There are a great many challenges for the character that are not for the player, and best resolved with simple mechanical considerations.The character is really just a sheet of paper. It's the player inhabiting the idea of the character that gives it life. That's why I don't understand this idea that you can challenge the character socially, without challenging the player. When [MENTION=177]Umbran[/MENTION] said that I was switching the challenge from the character to the player, I had a vision of Leslie Nielson in an interrogation room with a character sheet sitting on a chair, demanding that it confess. After a few minutes he turns to Nordberg and says, "I never thought it would be so hard to challenge a character."
You cannot challenge a character without simultaneously challenging the player. A challenge where the DM takes control and informs the player that his PC's heart warms is no less a challenge to the player than what we are describing. It's just a different sort of challenge.
Some are just not things that players need to know, but the appropriate skill provides needed praxis the character needs.
- which fork to use for dinner in the duke's hall.
- which of the swords in the blacksmith's are suitable for the character
- Identifying which of the maidens lying dead and naked is the duke's daughter
- deciding which dress looks better when prepping to attend court.
- The making of the sword.
- searching 100 volumes in the library for clues
- the repair of the warp drive
Given that one can always choose to fail the saves in D&D... it's part of the larger challenge, which may require a bevy of tests... The hostile person is the challenge, usually not the individual attacks, tho' those may also be both mechanical and player-creativity-challenges.Actually, I think save or be charmed isn't much of a challenge, either. My argument has been that making a choice isn't a challenge if you can chose between all the choices. Even the unknown repercussions don't make it a challenge, just a guessing game. A challenge requires that something be staked and that you have a risk of losing your stakes. There's lots and lots of ways to do this, even without dice. In an RPG, though, it pretty much requires some kind of mechanic to determine the uncertainty, even if that mechanic is "DM chooses." I think that's a lousy mechanic, but there you go.
I treat the term challenge as referring to a situation with at least two clear mutually exclusive outcomes, and the possibility of not attaining the desired one if it is chosen for the attempt.
Saving throws technically meet this some of the time...
- Undesired: hit by the spell for full damage
- Desired: damage reduced
- highly desired: damage negated
- Undesired is, in this case, the default - do nothing, and take the damage
- Desired is a passed save. Chance of failure. Choosing it is the usual choice, because the default is also the undesired effect.
- Highly desired is only possible if one uses a reaction ability. Not every character has such, but let's assume the character does. The challenge to the player is "do I use my 1 reaction?" The answer has many conditionals to consider, but most important is, "will I need to react to someone else?" coupled with, "will I lose my character if I don't?" The challenge to the character is the dive to cover or whatnot - resolved by the abstraction of the saving throw.

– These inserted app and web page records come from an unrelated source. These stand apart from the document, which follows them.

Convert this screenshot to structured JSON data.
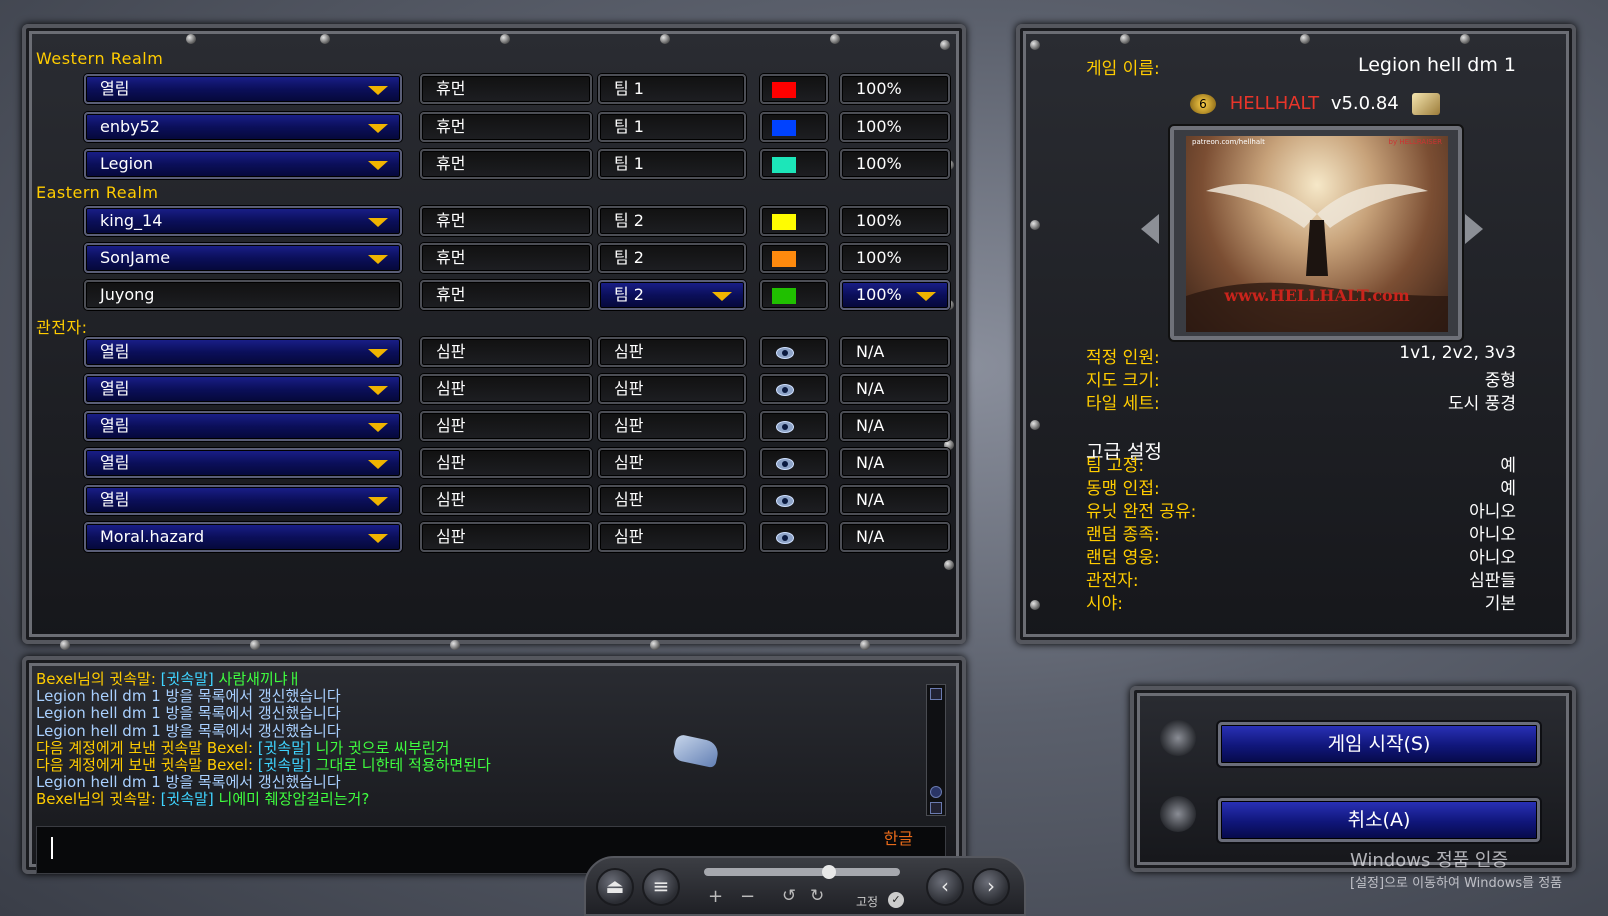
{
  "groups": {
    "western": "Western Realm",
    "eastern": "Eastern Realm",
    "observers": "관전자:"
  },
  "players": [
    {
      "name": "열림",
      "race": "휴먼",
      "team": "팀 1",
      "color": "#ff0000",
      "handicap": "100%",
      "nameDropdown": true
    },
    {
      "name": "enby52",
      "race": "휴먼",
      "team": "팀 1",
      "color": "#0042ff",
      "handicap": "100%",
      "nameDropdown": true
    },
    {
      "name": "Legion",
      "race": "휴먼",
      "team": "팀 1",
      "color": "#1ce6b9",
      "handicap": "100%",
      "nameDropdown": true
    },
    {
      "name": "king_14",
      "race": "휴먼",
      "team": "팀 2",
      "color": "#fffc01",
      "handicap": "100%",
      "nameDropdown": true
    },
    {
      "name": "SonJame",
      "race": "휴먼",
      "team": "팀 2",
      "color": "#fe8a0e",
      "handicap": "100%",
      "nameDropdown": true
    },
    {
      "name": "Juyong",
      "race": "휴먼",
      "team": "팀 2",
      "color": "#20c000",
      "handicap": "100%",
      "nameDropdown": false
    }
  ],
  "observers": [
    {
      "name": "열림",
      "race": "심판",
      "team": "심판",
      "handicap": "N/A"
    },
    {
      "name": "열림",
      "race": "심판",
      "team": "심판",
      "handicap": "N/A"
    },
    {
      "name": "열림",
      "race": "심판",
      "team": "심판",
      "handicap": "N/A"
    },
    {
      "name": "열림",
      "race": "심판",
      "team": "심판",
      "handicap": "N/A"
    },
    {
      "name": "열림",
      "race": "심판",
      "team": "심판",
      "handicap": "N/A"
    },
    {
      "name": "Moral.hazard",
      "race": "심판",
      "team": "심판",
      "handicap": "N/A"
    }
  ],
  "gameInfo": {
    "nameLabel": "게임 이름:",
    "nameValue": "Legion hell dm 1",
    "mapTitle": "HELLHALT",
    "mapVersion": "v5.0.84",
    "previewTopLeft": "patreon.com/hellhalt",
    "previewTopRight": "by HELLRAISER",
    "previewWatermark": "www.HELLHALT.com",
    "details": [
      {
        "label": "적정 인원:",
        "value": "1v1, 2v2, 3v3"
      },
      {
        "label": "지도 크기:",
        "value": "중형"
      },
      {
        "label": "타일 세트:",
        "value": "도시 풍경"
      }
    ],
    "advancedTitle": "고급 설정",
    "advanced": [
      {
        "label": "팀 고정:",
        "value": "예"
      },
      {
        "label": "동맹 인접:",
        "value": "예"
      },
      {
        "label": "유닛 완전 공유:",
        "value": "아니오"
      },
      {
        "label": "랜덤 종족:",
        "value": "아니오"
      },
      {
        "label": "랜덤 영웅:",
        "value": "아니오"
      },
      {
        "label": "관전자:",
        "value": "심판들"
      },
      {
        "label": "시야:",
        "value": "기본"
      }
    ]
  },
  "chat": [
    {
      "parts": [
        {
          "t": "Bexel님의 귓속말: ",
          "c": "gold"
        },
        {
          "t": "[귓속말] ",
          "c": "cyan"
        },
        {
          "t": "사람새끼냐ㅐ",
          "c": "green"
        }
      ]
    },
    {
      "parts": [
        {
          "t": "Legion hell dm 1 방을 목록에서 갱신했습니다",
          "c": "lightblue"
        }
      ]
    },
    {
      "parts": [
        {
          "t": "Legion hell dm 1 방을 목록에서 갱신했습니다",
          "c": "lightblue"
        }
      ]
    },
    {
      "parts": [
        {
          "t": "Legion hell dm 1 방을 목록에서 갱신했습니다",
          "c": "lightblue"
        }
      ]
    },
    {
      "parts": [
        {
          "t": "다음 계정에게 보낸 귓속말 Bexel: ",
          "c": "gold"
        },
        {
          "t": "[귓속말] ",
          "c": "cyan"
        },
        {
          "t": "니가 귓으로 씨부린거",
          "c": "green"
        }
      ]
    },
    {
      "parts": [
        {
          "t": "다음 계정에게 보낸 귓속말 Bexel: ",
          "c": "gold"
        },
        {
          "t": "[귓속말] ",
          "c": "cyan"
        },
        {
          "t": "그대로 니한테 적용하면된다",
          "c": "green"
        }
      ]
    },
    {
      "parts": [
        {
          "t": "Legion hell dm 1 방을 목록에서 갱신했습니다",
          "c": "lightblue"
        }
      ]
    },
    {
      "parts": [
        {
          "t": "Bexel님의 귓속말: ",
          "c": "gold"
        },
        {
          "t": "[귓속말] ",
          "c": "cyan"
        },
        {
          "t": "니에미 췌장암걸리는거?",
          "c": "green"
        }
      ]
    }
  ],
  "chatInput": {
    "ime": "한글"
  },
  "buttons": {
    "start": "게임 시작(S)",
    "cancel": "취소(A)"
  },
  "toolbar": {
    "lock": "고정"
  },
  "watermark": {
    "line1": "Windows 정품 인증",
    "line2": "[설정]으로 이동하여 Windows를 정품"
  }
}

Except that some of us genuinely disagree with that premise, even caveated as it is...The title of the thread - "Players choose what their PCs do" - almost sums the whole thing up before we start.
Put it instead as "Barring external pressures e.g. magic or game mechanics, players always choose what their PCs (attempt to) do and always choose what/how their PC thinks and-or feels" and we probably could have all agreed, stopped right there, and saved an awful lot of electrons from an untimely demise.
In a game with a strong GM role, and a Gygaxian rule 0 (either The GM can change the rules on a whim or The GM is always right), the player never has the surety that the GM won't impose conditions on the character's mental state. The character also has no surety that any action, even walking, won't require a roll or even outright fail.
The best the player can assuredly pick what they attempt - everything else is subject to GM approval.
I've chased away players in the past by using conditions upon their characters that reduced the player's choice drastically. 1 unintended, 2 others much intended. A fourth attempted, but the player enjoyed the challenge. ≤Sigh≥...
The thing is, if a GM wants to keep players, they don't take away agency (control over the character) too easily nor too often, but the social contract of rules implies (at least in most Traditional table top RPGs) that there are 3 portions of control over a character - the player's, the GM, and the mechanics.
The same is true in videogames - the player determines the attempt (by triggering the action); the program determines the success/failure. I spent hours trying to climb certain peaks in Breath of the Wild... but, due to the mechanics and the setting choices of the designer, I could keep trying, but never succeed.